[Your goal]
Retype only the stretch of lines that starts with the line containing "Decode this image" and ends with the last line of the records, both included, exactly.

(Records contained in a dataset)
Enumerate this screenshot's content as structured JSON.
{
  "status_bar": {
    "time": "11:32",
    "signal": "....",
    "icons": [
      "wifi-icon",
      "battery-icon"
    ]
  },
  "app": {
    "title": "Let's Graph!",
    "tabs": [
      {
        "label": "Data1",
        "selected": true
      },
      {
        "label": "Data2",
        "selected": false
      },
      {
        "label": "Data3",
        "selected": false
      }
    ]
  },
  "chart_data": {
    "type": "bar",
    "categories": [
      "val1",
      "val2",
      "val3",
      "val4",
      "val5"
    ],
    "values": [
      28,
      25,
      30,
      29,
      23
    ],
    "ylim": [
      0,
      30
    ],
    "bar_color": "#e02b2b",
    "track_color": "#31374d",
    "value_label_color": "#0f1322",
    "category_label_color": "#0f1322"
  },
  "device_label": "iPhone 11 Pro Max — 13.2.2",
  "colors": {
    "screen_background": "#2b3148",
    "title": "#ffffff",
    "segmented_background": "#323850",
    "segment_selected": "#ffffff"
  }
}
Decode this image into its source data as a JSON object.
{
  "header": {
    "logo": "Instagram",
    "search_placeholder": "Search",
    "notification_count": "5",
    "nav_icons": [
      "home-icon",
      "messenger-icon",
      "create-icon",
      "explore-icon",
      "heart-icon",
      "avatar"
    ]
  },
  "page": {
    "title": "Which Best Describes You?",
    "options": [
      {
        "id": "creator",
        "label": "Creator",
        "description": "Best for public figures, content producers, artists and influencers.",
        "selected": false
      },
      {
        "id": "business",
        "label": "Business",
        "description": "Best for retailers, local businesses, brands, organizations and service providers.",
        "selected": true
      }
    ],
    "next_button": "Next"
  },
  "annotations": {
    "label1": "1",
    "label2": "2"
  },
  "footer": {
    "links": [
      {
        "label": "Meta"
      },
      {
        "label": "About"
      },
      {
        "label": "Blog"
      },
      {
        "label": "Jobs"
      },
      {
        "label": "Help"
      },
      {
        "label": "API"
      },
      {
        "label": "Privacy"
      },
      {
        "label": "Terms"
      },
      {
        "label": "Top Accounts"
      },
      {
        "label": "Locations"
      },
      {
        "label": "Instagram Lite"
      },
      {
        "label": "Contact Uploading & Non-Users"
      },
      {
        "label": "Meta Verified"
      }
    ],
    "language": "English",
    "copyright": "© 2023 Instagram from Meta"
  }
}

[Final answer]
Decode this image into its source data as a JSON object.
{
  "header": {
    "logo": "Instagram",
    "search_placeholder": "Search",
    "notification_count": "5",
    "nav_icons": [
      "home-icon",
      "messenger-icon",
      "create-icon",
      "explore-icon",
      "heart-icon",
      "avatar"
    ]
  },
  "page": {
    "title": "Which Best Describes You?",
    "options": [
      {
        "id": "creator",
        "label": "Creator",
        "description": "Best for public figures, content producers, artists and influencers.",
        "selected": false
      },
      {
        "id": "business",
        "label": "Business",
        "description": "Best for retailers, local businesses, brands, organizations and service providers.",
        "selected": true
      }
    ],
    "next_button": "Next"
  },
  "annotations": {
    "label1": "1",
    "label2": "2"
  },
  "footer": {
    "links": [
      {
        "label": "Meta"
      },
      {
        "label": "About"
      },
      {
        "label": "Blog"
      },
      {
        "label": "Jobs"
      },
      {
        "label": "Help"
      },
      {
        "label": "API"
      },
      {
        "label": "Privacy"
      },
      {
        "label": "Terms"
      },
      {
        "label": "Top Accounts"
      },
      {
        "label": "Locations"
      },
      {
        "label": "Instagram Lite"
      },
      {
        "label": "Contact Uploading & Non-Users"
      },
      {
        "label": "Meta Verified"
      }
    ],
    "language": "English",
    "copyright": "© 2023 Instagram from Meta"
  }
}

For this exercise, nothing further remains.